Sleep apnoea occurs when the air passage in the throat closes down during sleep leading to asphyxia and repeated arousal. Sufferers are prevented from normal satisfying sleep and as a consequence wake unrefreshed and are sleepy during the day. Sleep apnoea affects 1-4% of men - particularly those who are obese - but can also affect women and children. One of the more obvious symptoms is heavy snoring - although not all snorers suffer from apnoea.
The UK has lagged behind other countries in recognising and treating this condition, which can have serious consequences. For example, falling asleep at the wheel has been associated with sleep apnoea as have poor performance at work and at school. Increased mortality from heart attacks and strokes has also been associated with sleep apnoea.

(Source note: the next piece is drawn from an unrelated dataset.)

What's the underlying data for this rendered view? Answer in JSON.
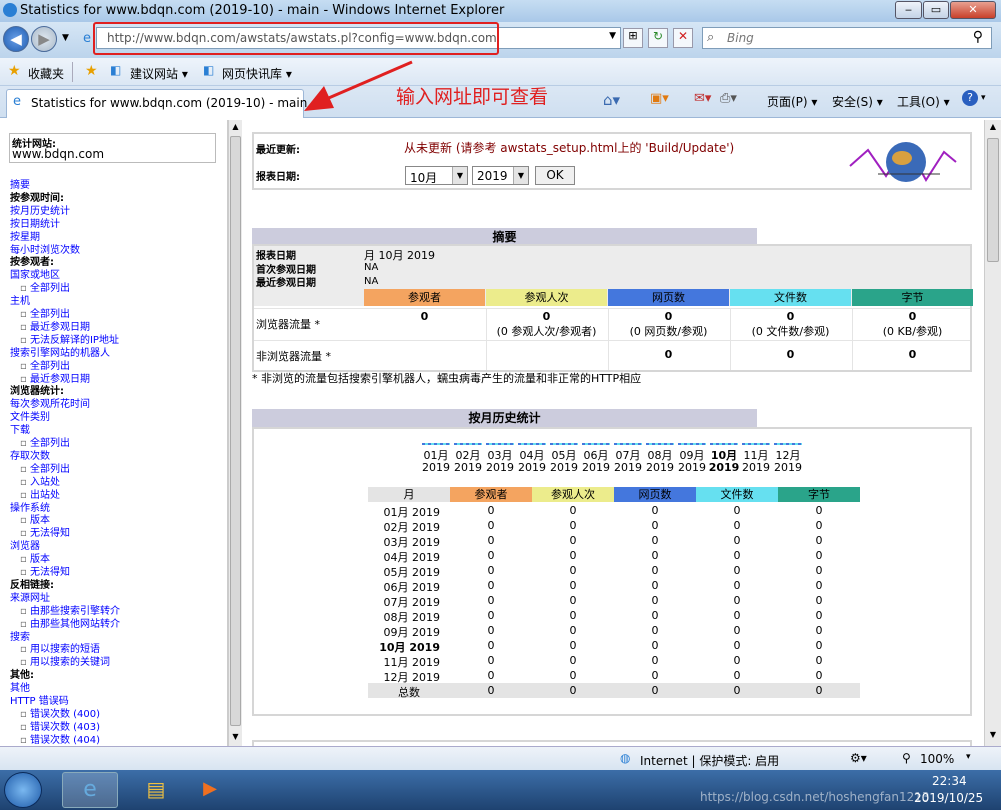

The report (published in 1993) describes the clinical symptoms and the consequences of sleep apnoea, and makes recommendations for staffing, facilities and funding required for treatment and further research.
Copies available on request.